When Ruth's kinsman refused to marry her, and resigned all authority and rights over her, "as it was the custom in Israel concerning redeeming and concerning changing, a man plucked off his shoe and delivered it to his neighbour" (Ruth iv. 7, 8).
In Yorkshire. in some Darts it is the custom to pour a kettleful of boiling water over the doorstep just after the bride has left her old home; and they say that before it dries up another marriage is sure to be agreed on. But I have seen in Devonshire the doorstep well scrubbed with water and soap directly the bride has left; and this was to wash away the impress of her foot, and show that the old home was to be no more a home to her, as she had chosen another.
Another symbolical act indicative of a change of life is the placing of a bench or stool at the church door, over which the bride and bridegroom are constrained to leap.
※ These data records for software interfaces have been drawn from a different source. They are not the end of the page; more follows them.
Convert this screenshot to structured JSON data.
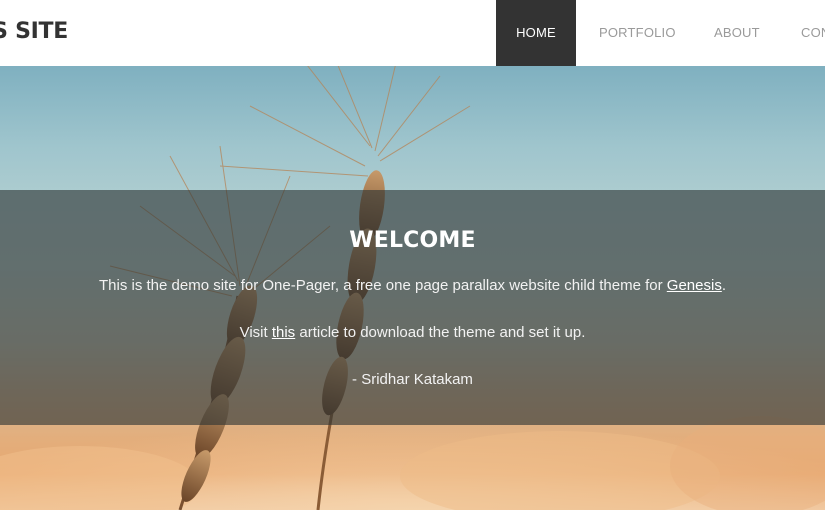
{
  "header": {
    "site_title": "ESIS SITE",
    "nav": {
      "home": "HOME",
      "portfolio": "PORTFOLIO",
      "about": "ABOUT",
      "contact": "CON"
    }
  },
  "hero": {
    "heading": "WELCOME",
    "intro_text": "This is the demo site for One-Pager, a free one page parallax website child theme for ",
    "genesis_link": "Genesis",
    "intro_end": ".",
    "visit_text": "Visit ",
    "this_link": "this",
    "visit_end": " article to download the theme and set it up.",
    "author": "- Sridhar Katakam"
  },
  "colors": {
    "header_bg": "#ffffff",
    "nav_active_bg": "#333333",
    "nav_text": "#9a9a9a",
    "overlay": "#2d3434",
    "sky": "#9fc5cd",
    "field": "#e8a870"
  },
  "icons": {
    "background": "wheat-photo"
  }
}
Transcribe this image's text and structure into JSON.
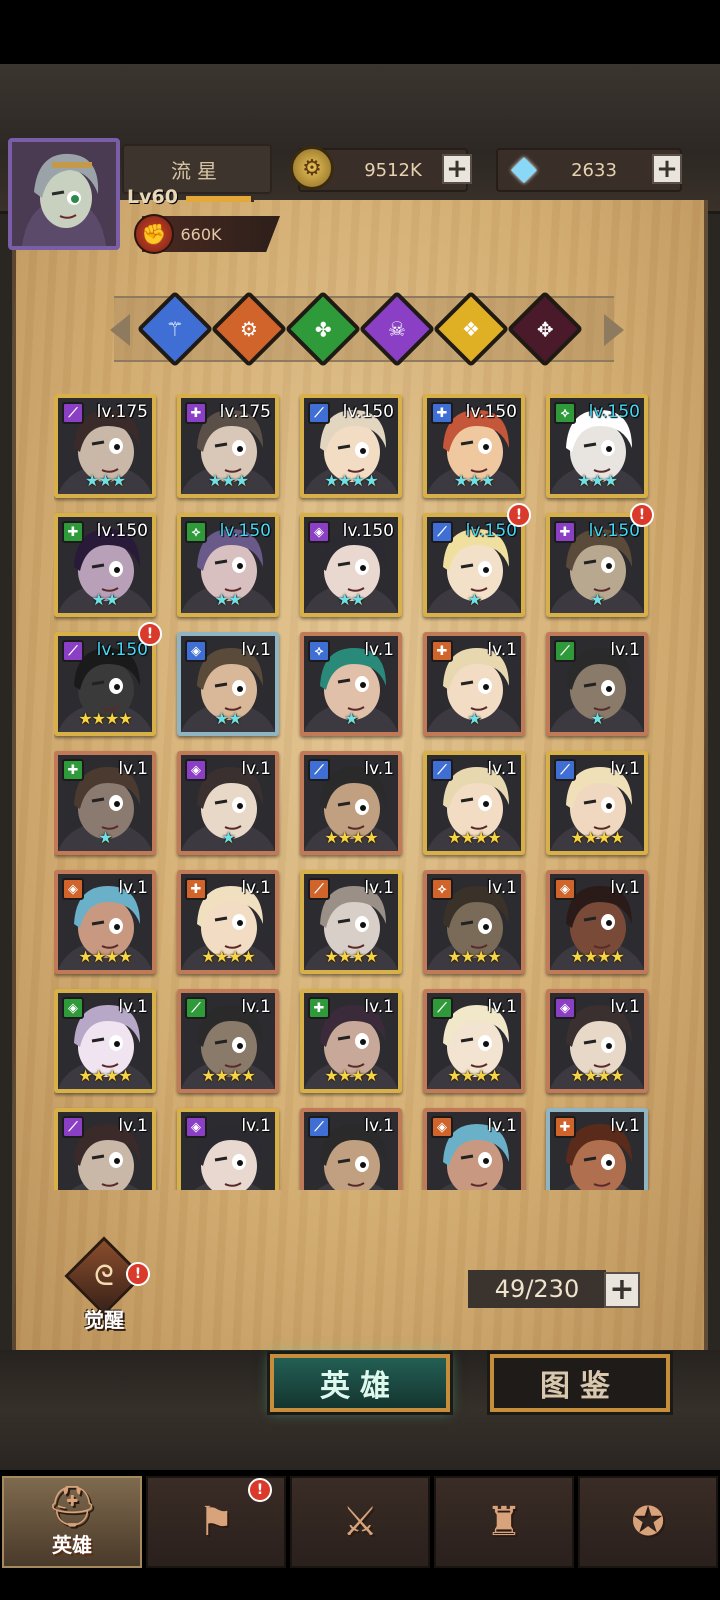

I have several times in Yorkshire seen at a wedding a race for a ribbon. Properly speaking, it should be the bride's garter which is claimed. She stands at the winning-post, and the lads race to see who can reach her first and get the ribbon and a kiss. But the ribbon is a substitute for the garter,